> someone a lot of money, or worse. And even valid markup is not necessarily
> what the author intended, but validation usually points out the errors.

Absolutely, I'm not arguing again validation in any way.  Quite the
contrary.  Anyone using HTML for mission-critical applications and
not validating it is asking for disaster.  I want all HTML to be
clean and valid, but the reality is that as long as it _can_ be
written by humans, it will be, and mistakes will be made.  I think
it is better for the standard itself to explicitly deal with as many`
of those mistakes as it possibly can.

> You can't make parsing rules about how to consistently handle inconsistent
> content. If the browser developer has to guess as to what broken markup
> means, how can anyone be sure that two developers make the same guess?

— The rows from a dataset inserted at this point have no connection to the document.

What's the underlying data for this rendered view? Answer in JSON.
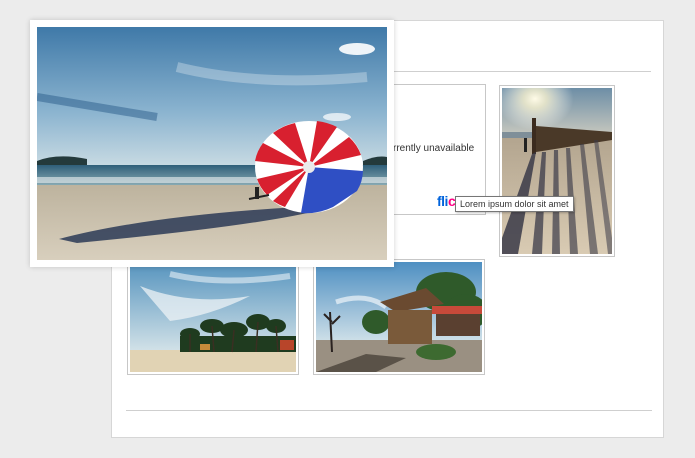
{
  "gallery": {
    "placeholder": {
      "message": "rrently unavailable",
      "logo_part1": "fli",
      "logo_part2": "ckr"
    },
    "tooltip": "Lorem ipsum dolor sit amet",
    "photos": [
      {
        "id": "parachute-beach",
        "icon": "parachute-beach-photo"
      },
      {
        "id": "pier-shadows",
        "icon": "pier-shadows-photo"
      },
      {
        "id": "palm-resort",
        "icon": "palm-resort-photo"
      },
      {
        "id": "beach-bar",
        "icon": "beach-bar-photo"
      }
    ]
  },
  "colors": {
    "flickr_blue": "#0063dc",
    "flickr_pink": "#ff0084",
    "parachute_red": "#d8202f",
    "parachute_blue": "#2f4fc4"
  }
}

If it's in the standard, they don't have to guess.  What I'm saying
is that the standard can--and should--clearly specify what a reader
should do with certain things it expressly forbids writers from
creating.  That is not "inconsistent", it's just robust.  There is
no reason that the standard can't acknowledge the reality of human
error in the creation of HTML, and specify the most graceful way to
deal with common cases.

----- End of forwarded message from Lee Daniel Crocker -----